─── RECORDS FOR THIS EXERCISE ───

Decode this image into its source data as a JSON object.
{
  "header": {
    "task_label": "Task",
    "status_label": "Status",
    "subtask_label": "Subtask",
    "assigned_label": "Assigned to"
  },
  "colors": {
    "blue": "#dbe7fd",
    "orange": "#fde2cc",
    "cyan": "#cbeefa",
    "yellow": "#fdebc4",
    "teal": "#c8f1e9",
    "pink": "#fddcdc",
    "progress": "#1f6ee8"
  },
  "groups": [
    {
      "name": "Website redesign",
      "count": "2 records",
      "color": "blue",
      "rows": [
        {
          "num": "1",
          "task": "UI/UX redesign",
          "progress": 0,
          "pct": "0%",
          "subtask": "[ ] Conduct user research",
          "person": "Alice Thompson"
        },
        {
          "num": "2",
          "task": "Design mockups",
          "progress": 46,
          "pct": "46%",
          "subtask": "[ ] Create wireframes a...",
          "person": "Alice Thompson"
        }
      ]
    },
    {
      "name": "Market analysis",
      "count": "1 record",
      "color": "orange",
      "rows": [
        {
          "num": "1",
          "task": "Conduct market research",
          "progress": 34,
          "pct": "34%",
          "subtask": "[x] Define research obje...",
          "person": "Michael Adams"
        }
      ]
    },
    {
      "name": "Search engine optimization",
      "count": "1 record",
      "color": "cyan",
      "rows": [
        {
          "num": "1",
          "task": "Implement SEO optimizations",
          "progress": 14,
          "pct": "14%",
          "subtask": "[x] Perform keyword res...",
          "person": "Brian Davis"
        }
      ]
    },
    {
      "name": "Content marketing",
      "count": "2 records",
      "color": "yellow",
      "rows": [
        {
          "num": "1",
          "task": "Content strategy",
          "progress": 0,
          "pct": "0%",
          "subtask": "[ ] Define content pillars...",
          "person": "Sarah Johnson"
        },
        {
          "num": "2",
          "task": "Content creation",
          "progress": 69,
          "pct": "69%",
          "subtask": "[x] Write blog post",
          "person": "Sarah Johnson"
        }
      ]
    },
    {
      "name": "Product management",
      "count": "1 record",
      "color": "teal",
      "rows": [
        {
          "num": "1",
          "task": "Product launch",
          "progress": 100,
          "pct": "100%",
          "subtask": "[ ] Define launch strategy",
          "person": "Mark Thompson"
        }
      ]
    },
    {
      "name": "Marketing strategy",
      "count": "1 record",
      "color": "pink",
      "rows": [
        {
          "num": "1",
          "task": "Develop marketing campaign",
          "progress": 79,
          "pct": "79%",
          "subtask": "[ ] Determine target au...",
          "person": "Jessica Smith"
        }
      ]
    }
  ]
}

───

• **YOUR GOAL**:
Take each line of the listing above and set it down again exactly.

• **WRITTEN RESPONSE**:
Decode this image into its source data as a JSON object.
{
  "header": {
    "task_label": "Task",
    "status_label": "Status",
    "subtask_label": "Subtask",
    "assigned_label": "Assigned to"
  },
  "colors": {
    "blue": "#dbe7fd",
    "orange": "#fde2cc",
    "cyan": "#cbeefa",
    "yellow": "#fdebc4",
    "teal": "#c8f1e9",
    "pink": "#fddcdc",
    "progress": "#1f6ee8"
  },
  "groups": [
    {
      "name": "Website redesign",
      "count": "2 records",
      "color": "blue",
      "rows": [
        {
          "num": "1",
          "task": "UI/UX redesign",
          "progress": 0,
          "pct": "0%",
          "subtask": "[ ] Conduct user research",
          "person": "Alice Thompson"
        },
        {
          "num": "2",
          "task": "Design mockups",
          "progress": 46,
          "pct": "46%",
          "subtask": "[ ] Create wireframes a...",
          "person": "Alice Thompson"
        }
      ]
    },
    {
      "name": "Market analysis",
      "count": "1 record",
      "color": "orange",
      "rows": [
        {
          "num": "1",
          "task": "Conduct market research",
          "progress": 34,
          "pct": "34%",
          "subtask": "[x] Define research obje...",
          "person": "Michael Adams"
        }
      ]
    },
    {
      "name": "Search engine optimization",
      "count": "1 record",
      "color": "cyan",
      "rows": [
        {
          "num": "1",
          "task": "Implement SEO optimizations",
          "progress": 14,
          "pct": "14%",
          "subtask": "[x] Perform keyword res...",
          "person": "Brian Davis"
        }
      ]
    },
    {
      "name": "Content marketing",
      "count": "2 records",
      "color": "yellow",
      "rows": [
        {
          "num": "1",
          "task": "Content strategy",
          "progress": 0,
          "pct": "0%",
          "subtask": "[ ] Define content pillars...",
          "person": "Sarah Johnson"
        },
        {
          "num": "2",
          "task": "Content creation",
          "progress": 69,
          "pct": "69%",
          "subtask": "[x] Write blog post",
          "person": "Sarah Johnson"
        }
      ]
    },
    {
      "name": "Product management",
      "count": "1 record",
      "color": "teal",
      "rows": [
        {
          "num": "1",
          "task": "Product launch",
          "progress": 100,
          "pct": "100%",
          "subtask": "[ ] Define launch strategy",
          "person": "Mark Thompson"
        }
      ]
    },
    {
      "name": "Marketing strategy",
      "count": "1 record",
      "color": "pink",
      "rows": [
        {
          "num": "1",
          "task": "Develop marketing campaign",
          "progress": 79,
          "pct": "79%",
          "subtask": "[ ] Determine target au...",
          "person": "Jessica Smith"
        }
      ]
    }
  ]
}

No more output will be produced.